The author has also missed opportunities for discussion of some vital issues that affect the responsibilities of the trust vis a vis the nation. The Tata Institute of Fundamental Science is a case in point. There are many ethical issues that arise out of this project which, we are told, helped India make its leap into the Atomic Age. The possibility of increasing the proliferation of nuclear weapons is one and other issues could have been addressed to give a more balanced view of the Trust’s achievements.
Nevertheless, considering the volume of the subject matter and the wide audience he seems to want to reach, R.M. Lala can be commended for an enjoyable account of the many philanthropic activities of the Tata family.
Establishing a Private Foundation
By Wolfe Goodman and Howard Carr
Published by The Canadian Centre for Philanthropy, Toronto, 1987, $5 (Associates) and $7.50 (Others)
REVIEWED BY JOHN D. GREGORY
Member, The Ontario Bar
A few years ago, a Canadian lifestyle magazine suggested that if its readers wanted to show off, they should get themselves the real symbol of wealth and exclusivity: a private foundation. All the right—and rich-people had them.
Now two experienced Toronto lawyers have written a little book that explodes that image. It turns out that over 75 per cent of Canadian private foundations
have less than $500,000 in assets and over half give away less than $25,000 a year. What is more, the creation, care and feeding of a private foundation are not matters of obscure mystery or of enormous cost. While no readers of this book would be led to think they could dispense with legal services in setting up a foundation, they will be less intimidated by the process than they might have been.
Why would anyone want to set up a private foundation anyway? The authors say the main reasons for establishing a private foundation are: to organize the donor’s giving on rational lines; provide continuity of purpose and, perhaps, of control to the object of the donations; and to help preserve the good name of the donor in perpetuity. It is true also that income accrues tax-free in a foundation but donating the earnings from the capital that goes into a foundation to charity would also have tax advantages.
After a fairly brief discussion of motives, the book gets down to the mechanics. The writers explain incorporation (the usual legal structure for a foundation), charitable registration, the practical and legal duties of directors, and some of the administrative tasks that have to be performed in a foundation. Surprisingly, they do not address what might be thought a fairly obvious question for those considering a foundation: how much control can the founder/donor have over the operations? There is also nothing directly on the cost of starting up or carrying on a foundation. Perhaps the variety of possible structures and objects made such calculations impossible.
A short chapter on carrying on activities outside Canada is followed by a pair of technical appendices devoted to Revenue Canada forms and procedures.
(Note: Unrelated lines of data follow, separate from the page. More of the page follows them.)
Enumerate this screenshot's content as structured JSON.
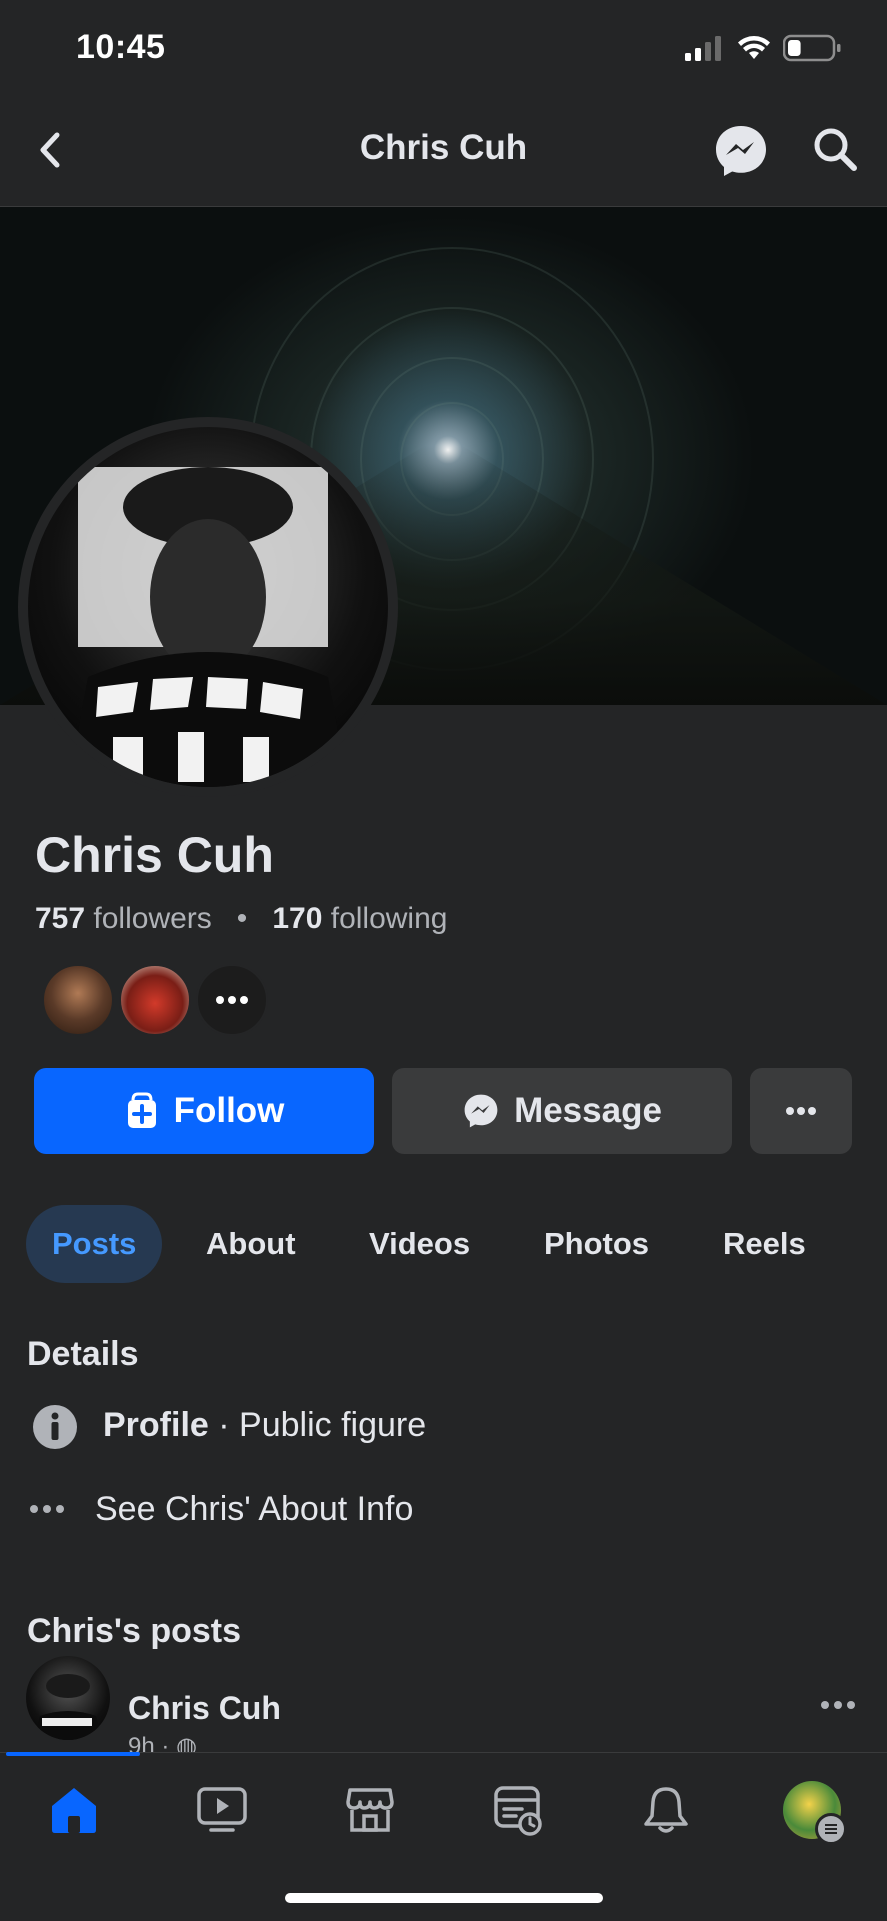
{
  "status_bar": {
    "time": "10:45",
    "battery_level": 0.3
  },
  "top_bar": {
    "title": "Chris Cuh"
  },
  "profile": {
    "name": "Chris Cuh",
    "followers_count": "757",
    "followers_label": "followers",
    "separator": "•",
    "following_count": "170",
    "following_label": "following"
  },
  "actions": {
    "follow_label": "Follow",
    "message_label": "Message"
  },
  "tabs": [
    {
      "label": "Posts",
      "active": true
    },
    {
      "label": "About",
      "active": false
    },
    {
      "label": "Videos",
      "active": false
    },
    {
      "label": "Photos",
      "active": false
    },
    {
      "label": "Reels",
      "active": false
    }
  ],
  "details": {
    "heading": "Details",
    "profile_label": "Profile",
    "profile_value": "· Public figure",
    "see_about": "See Chris' About Info"
  },
  "posts": {
    "heading": "Chris's posts",
    "author": "Chris Cuh",
    "time": "9h · "
  },
  "colors": {
    "accent": "#0866ff",
    "background": "#242526",
    "button_dark": "#3a3b3c",
    "active_tab_bg": "#263951"
  },
  "icons": {
    "back": "chevron-left-icon",
    "messenger": "messenger-icon",
    "search": "search-icon",
    "home": "home-icon",
    "video": "video-icon",
    "marketplace": "marketplace-icon",
    "feeds": "feeds-icon",
    "notifications": "bell-icon",
    "menu": "profile-menu-icon"
  }
}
Establishing a Private Foundation varies in tone between straight talk to the lay person and fairly dense law, though the book is short enough that most readers will be able to plough through it without getting mired down. Sometimes the book seems addressed to the lawyer of the donor rather than to the founder, and an inexperienced solicitor would be greatly helped by it. The authors do make a very useful contribution in pointing out that people who do not wish to set up their own private foundations can achieve much the same purposes by donating to one of the 21 community foundations in Canada.
Anything that serves to encourage regular, flexible charitable giving is to be welcomed, and an increase in the number of private foundations would serve those ends. Perhaps it is unfortunate that the authors were not more vigourous advocates but their commentary is both competent and useful. They and The Canadian Centre for Philanthropy are to be thanked for this contribution.